:: EXERCISE MATERIAL

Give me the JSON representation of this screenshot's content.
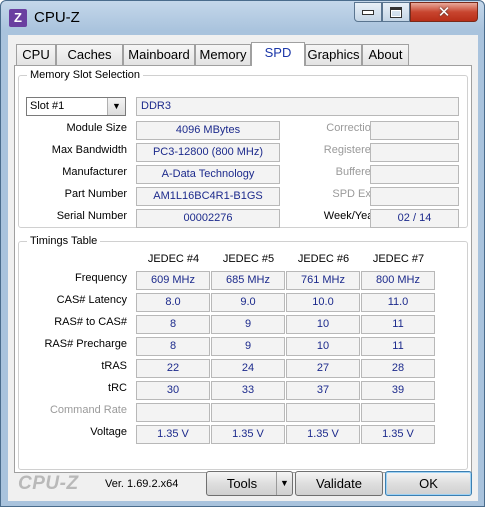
{
  "window": {
    "app_icon_letter": "Z",
    "title": "CPU-Z",
    "close_glyph": "✕"
  },
  "tabs": [
    {
      "label": "CPU"
    },
    {
      "label": "Caches"
    },
    {
      "label": "Mainboard"
    },
    {
      "label": "Memory"
    },
    {
      "label": "SPD",
      "active": true
    },
    {
      "label": "Graphics"
    },
    {
      "label": "About"
    }
  ],
  "slot_selection": {
    "group_title": "Memory Slot Selection",
    "slot_value": "Slot #1",
    "memory_type": "DDR3",
    "rows": {
      "module_size": {
        "label": "Module Size",
        "value": "4096 MBytes"
      },
      "max_bandwidth": {
        "label": "Max Bandwidth",
        "value": "PC3-12800 (800 MHz)"
      },
      "manufacturer": {
        "label": "Manufacturer",
        "value": "A-Data Technology"
      },
      "part_number": {
        "label": "Part Number",
        "value": "AM1L16BC4R1-B1GS"
      },
      "serial_number": {
        "label": "Serial Number",
        "value": "00002276"
      }
    },
    "right": {
      "correction": {
        "label": "Correction",
        "value": ""
      },
      "registered": {
        "label": "Registered",
        "value": ""
      },
      "buffered": {
        "label": "Buffered",
        "value": ""
      },
      "spd_ext": {
        "label": "SPD Ext.",
        "value": ""
      },
      "week_year": {
        "label": "Week/Year",
        "value": "02 / 14"
      }
    }
  },
  "timings": {
    "group_title": "Timings Table",
    "columns": [
      "JEDEC #4",
      "JEDEC #5",
      "JEDEC #6",
      "JEDEC #7"
    ],
    "rows": [
      {
        "label": "Frequency",
        "values": [
          "609 MHz",
          "685 MHz",
          "761 MHz",
          "800 MHz"
        ]
      },
      {
        "label": "CAS# Latency",
        "values": [
          "8.0",
          "9.0",
          "10.0",
          "11.0"
        ]
      },
      {
        "label": "RAS# to CAS#",
        "values": [
          "8",
          "9",
          "10",
          "11"
        ]
      },
      {
        "label": "RAS# Precharge",
        "values": [
          "8",
          "9",
          "10",
          "11"
        ]
      },
      {
        "label": "tRAS",
        "values": [
          "22",
          "24",
          "27",
          "28"
        ]
      },
      {
        "label": "tRC",
        "values": [
          "30",
          "33",
          "37",
          "39"
        ]
      },
      {
        "label": "Command Rate",
        "values": [
          "",
          "",
          "",
          ""
        ],
        "dim": true
      },
      {
        "label": "Voltage",
        "values": [
          "1.35 V",
          "1.35 V",
          "1.35 V",
          "1.35 V"
        ]
      }
    ]
  },
  "footer": {
    "logo": "CPU-Z",
    "version": "Ver. 1.69.2.x64",
    "tools_label": "Tools",
    "validate_label": "Validate",
    "ok_label": "OK"
  }
}
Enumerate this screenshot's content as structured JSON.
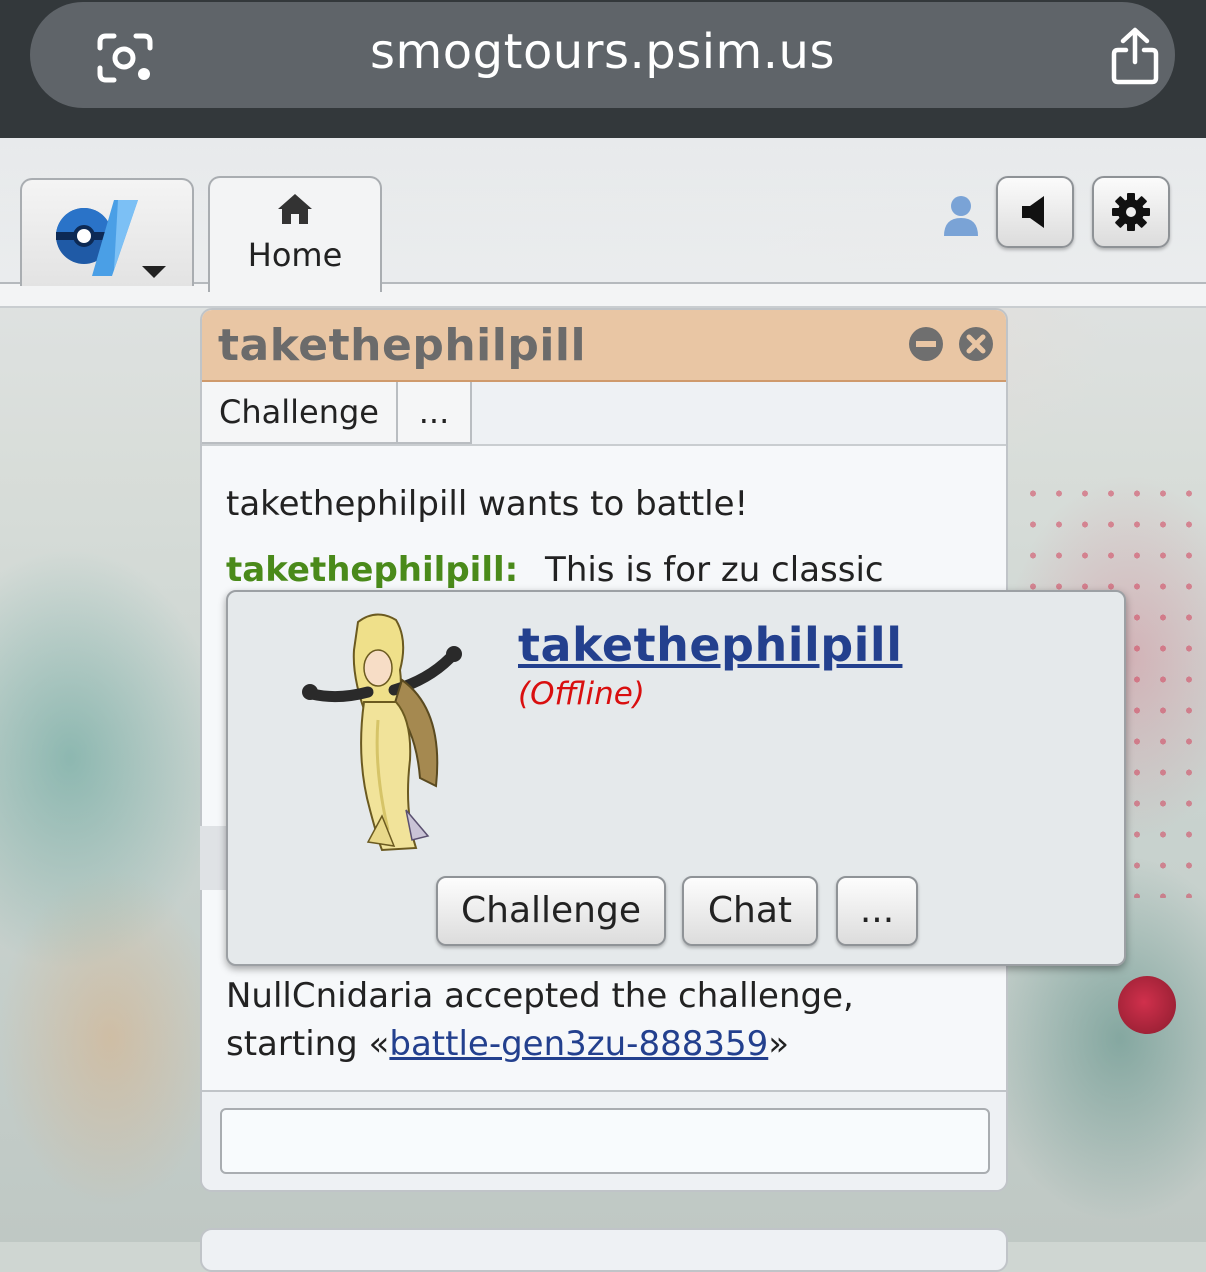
{
  "browser": {
    "url": "smogtours.psim.us",
    "lens_icon": "camera-search-icon",
    "share_icon": "share-icon"
  },
  "header": {
    "logo_icon": "pokemon-showdown-logo-icon",
    "home_tab": {
      "label": "Home",
      "icon": "home-icon"
    },
    "user_icon": "user-icon",
    "sound_icon": "sound-icon",
    "settings_icon": "gear-icon"
  },
  "pm": {
    "title": "takethephilpill",
    "tabs": [
      "Challenge",
      "..."
    ],
    "messages": {
      "wants_to_battle": "takethephilpill wants to battle!",
      "chat_user": "takethephilpill:",
      "chat_text": "This is for zu classic",
      "accepted_line1": "NullCnidaria accepted the challenge,",
      "accepted_line2_prefix": "starting «",
      "accepted_link": "battle-gen3zu-888359",
      "accepted_line2_suffix": "»"
    },
    "input_value": ""
  },
  "popup": {
    "username": "takethephilpill",
    "status": "(Offline)",
    "buttons": [
      "Challenge",
      "Chat",
      "..."
    ]
  }
}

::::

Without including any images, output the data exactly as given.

* **COMPLETED EXERCISE**:
Give me the JSON representation of this screenshot's content.
{
  "window": {
    "app_icon_letter": "Z",
    "title": "CPU-Z",
    "close_glyph": "✕"
  },
  "tabs": [
    {
      "label": "CPU"
    },
    {
      "label": "Caches"
    },
    {
      "label": "Mainboard"
    },
    {
      "label": "Memory"
    },
    {
      "label": "SPD",
      "active": true
    },
    {
      "label": "Graphics"
    },
    {
      "label": "About"
    }
  ],
  "slot_selection": {
    "group_title": "Memory Slot Selection",
    "slot_value": "Slot #1",
    "memory_type": "DDR3",
    "rows": {
      "module_size": {
        "label": "Module Size",
        "value": "4096 MBytes"
      },
      "max_bandwidth": {
        "label": "Max Bandwidth",
        "value": "PC3-12800 (800 MHz)"
      },
      "manufacturer": {
        "label": "Manufacturer",
        "value": "A-Data Technology"
      },
      "part_number": {
        "label": "Part Number",
        "value": "AM1L16BC4R1-B1GS"
      },
      "serial_number": {
        "label": "Serial Number",
        "value": "00002276"
      }
    },
    "right": {
      "correction": {
        "label": "Correction",
        "value": ""
      },
      "registered": {
        "label": "Registered",
        "value": ""
      },
      "buffered": {
        "label": "Buffered",
        "value": ""
      },
      "spd_ext": {
        "label": "SPD Ext.",
        "value": ""
      },
      "week_year": {
        "label": "Week/Year",
        "value": "02 / 14"
      }
    }
  },
  "timings": {
    "group_title": "Timings Table",
    "columns": [
      "JEDEC #4",
      "JEDEC #5",
      "JEDEC #6",
      "JEDEC #7"
    ],
    "rows": [
      {
        "label": "Frequency",
        "values": [
          "609 MHz",
          "685 MHz",
          "761 MHz",
          "800 MHz"
        ]
      },
      {
        "label": "CAS# Latency",
        "values": [
          "8.0",
          "9.0",
          "10.0",
          "11.0"
        ]
      },
      {
        "label": "RAS# to CAS#",
        "values": [
          "8",
          "9",
          "10",
          "11"
        ]
      },
      {
        "label": "RAS# Precharge",
        "values": [
          "8",
          "9",
          "10",
          "11"
        ]
      },
      {
        "label": "tRAS",
        "values": [
          "22",
          "24",
          "27",
          "28"
        ]
      },
      {
        "label": "tRC",
        "values": [
          "30",
          "33",
          "37",
          "39"
        ]
      },
      {
        "label": "Command Rate",
        "values": [
          "",
          "",
          "",
          ""
        ],
        "dim": true
      },
      {
        "label": "Voltage",
        "values": [
          "1.35 V",
          "1.35 V",
          "1.35 V",
          "1.35 V"
        ]
      }
    ]
  },
  "footer": {
    "logo": "CPU-Z",
    "version": "Ver. 1.69.2.x64",
    "tools_label": "Tools",
    "validate_label": "Validate",
    "ok_label": "OK"
  }
}
Enumerate this screenshot's content as structured JSON.
{
  "browser": {
    "url": "smogtours.psim.us",
    "lens_icon": "camera-search-icon",
    "share_icon": "share-icon"
  },
  "header": {
    "logo_icon": "pokemon-showdown-logo-icon",
    "home_tab": {
      "label": "Home",
      "icon": "home-icon"
    },
    "user_icon": "user-icon",
    "sound_icon": "sound-icon",
    "settings_icon": "gear-icon"
  },
  "pm": {
    "title": "takethephilpill",
    "tabs": [
      "Challenge",
      "..."
    ],
    "messages": {
      "wants_to_battle": "takethephilpill wants to battle!",
      "chat_user": "takethephilpill:",
      "chat_text": "This is for zu classic",
      "accepted_line1": "NullCnidaria accepted the challenge,",
      "accepted_line2_prefix": "starting «",
      "accepted_link": "battle-gen3zu-888359",
      "accepted_line2_suffix": "»"
    },
    "input_value": ""
  },
  "popup": {
    "username": "takethephilpill",
    "status": "(Offline)",
    "buttons": [
      "Challenge",
      "Chat",
      "..."
    ]
  }
}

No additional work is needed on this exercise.